The probe, which was triggered by the discovery of mass graves on the Thai-Malaysian border in May that later snowballed into a regional migration crisis, implicates several senior officials, including a three-star general in the Thai army.
All will be charged with human trafficking and transnational crime, said lead police investigator Paween Pongsiri. Three other individuals linked to the case will be charged at a later date.
But Major-General Paween caused a stir when he resigned during the weekend, saying that his recent transfer to the southern border provinces would expose him to violence from the network of traffickers that operates there.
"Those involved in human trafficking are powerful," he told The Straits Times over the phone from a location he wanted to keep secret. "I can't identify who they are… but many of them are still out there and doing business as usual."
His allegations have cast doubt over the ruling Thai junta's assertions that it has made significant progress against human trafficking.
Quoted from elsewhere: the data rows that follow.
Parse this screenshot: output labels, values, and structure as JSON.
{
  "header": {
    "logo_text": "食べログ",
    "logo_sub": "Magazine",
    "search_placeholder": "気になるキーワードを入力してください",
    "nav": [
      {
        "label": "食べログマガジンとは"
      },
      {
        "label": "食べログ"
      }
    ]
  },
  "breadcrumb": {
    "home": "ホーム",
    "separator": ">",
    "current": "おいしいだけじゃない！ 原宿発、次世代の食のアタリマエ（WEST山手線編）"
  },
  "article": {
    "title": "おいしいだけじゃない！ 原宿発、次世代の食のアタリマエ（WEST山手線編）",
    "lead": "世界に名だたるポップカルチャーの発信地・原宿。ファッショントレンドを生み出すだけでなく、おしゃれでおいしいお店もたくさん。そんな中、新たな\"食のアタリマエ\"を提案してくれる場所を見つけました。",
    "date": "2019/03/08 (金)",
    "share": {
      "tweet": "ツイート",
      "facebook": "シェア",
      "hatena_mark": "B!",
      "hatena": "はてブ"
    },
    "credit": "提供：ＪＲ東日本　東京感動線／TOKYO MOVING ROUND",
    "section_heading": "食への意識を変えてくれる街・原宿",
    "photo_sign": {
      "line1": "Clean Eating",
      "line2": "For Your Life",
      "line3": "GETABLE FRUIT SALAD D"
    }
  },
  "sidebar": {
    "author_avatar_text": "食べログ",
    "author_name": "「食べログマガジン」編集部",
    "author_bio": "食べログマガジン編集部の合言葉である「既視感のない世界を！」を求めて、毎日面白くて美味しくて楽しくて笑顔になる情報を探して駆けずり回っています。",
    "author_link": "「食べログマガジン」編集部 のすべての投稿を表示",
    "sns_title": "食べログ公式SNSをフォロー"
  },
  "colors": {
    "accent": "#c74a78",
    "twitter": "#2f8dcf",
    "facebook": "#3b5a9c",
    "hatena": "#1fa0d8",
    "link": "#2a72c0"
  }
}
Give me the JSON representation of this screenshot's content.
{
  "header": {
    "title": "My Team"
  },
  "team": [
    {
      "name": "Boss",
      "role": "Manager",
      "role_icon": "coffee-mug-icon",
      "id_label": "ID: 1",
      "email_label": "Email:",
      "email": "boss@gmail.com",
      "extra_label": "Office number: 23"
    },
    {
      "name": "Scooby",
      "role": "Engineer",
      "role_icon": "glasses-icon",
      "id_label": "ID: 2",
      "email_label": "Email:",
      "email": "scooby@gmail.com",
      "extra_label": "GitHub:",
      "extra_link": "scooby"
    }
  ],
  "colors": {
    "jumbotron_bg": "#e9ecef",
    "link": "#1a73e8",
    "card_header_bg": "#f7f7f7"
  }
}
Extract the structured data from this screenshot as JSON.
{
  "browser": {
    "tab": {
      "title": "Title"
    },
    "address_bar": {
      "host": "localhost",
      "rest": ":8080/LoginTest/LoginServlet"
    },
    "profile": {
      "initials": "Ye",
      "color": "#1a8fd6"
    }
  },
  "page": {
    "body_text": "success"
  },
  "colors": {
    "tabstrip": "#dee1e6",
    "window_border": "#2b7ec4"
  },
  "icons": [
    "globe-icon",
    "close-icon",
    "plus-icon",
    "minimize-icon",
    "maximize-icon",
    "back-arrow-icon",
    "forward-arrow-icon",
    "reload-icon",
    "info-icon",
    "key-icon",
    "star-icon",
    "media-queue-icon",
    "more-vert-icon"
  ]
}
The kingdom, which was given the lowest possible rating in the latest US Trafficking in Persons report in July, has been trying to stave off possible sanctions that might come with the black mark.
Human smugglers as well as traffickers routinely use Thailand as a transit point because of its relatively porous borders and strategic location as a travel hub.
Just before the Thai crackdown in May, thousands of Muslim Rohingya fleeing dire conditions in Myanmar, as well as economic migrants from Bangladesh, made the boat journey south to Malaysia when maritime conditions were favourable at the end of each year.
But many fell into the hands of traffickers, who held them in remote jungle camps on the Thai-Malaysian border and tortured them until their relatives sent money for their onward passage to Malaysia. Those who subsequently died were buried in unmarked graves in the jungle.
The Thai government crackdown, however, sparked panic among traffickers who abandoned the migrants at sea. The Thai, Malaysian and Indonesian governments took turns repelling these boats from their shores until an agreement was reached in late May to allow them temporary stay in Malaysia and Indonesia.
Thai police subsequently issued more than 150 arrest warrants for individuals allegedly linked to the southern Thailand trafficking network, including five military officers. Among the most high-profile suspects were army Lieutenant- General Manas Kongpan and four police officers. Their trial will begin after evidence is examined by the court this week.
Police Maj-Gen Paween told The Straits Times that his 80-man investigation team, which has since been disbanded, is in low spirits because none of its members was promoted in the recent exercise. They had worked without break for five months and received threats to their safety.
"I can't do anything to protect myself and my men," he lamented.
When asked to respond, national police chief Chaktip Chaijinda said Mr Paween could have asked for protection instead of resigning. "This is a shame, Paween is someone with knowledge," he was quoted by Reuters as saying.
Meanwhile, human rights activists monitoring the seaborne movement of Rohingya and Bangladeshi migrants say this "sailing season" has been quiet so far, though it is unclear if the drop in departures was a result of human smugglers trying to evade attention by changing their routes and tactics.
Ms Chris Lewa, who runs the Arakan Project, a research and advocacy group, said many are "going directly to Malaysia and skipping Thailand".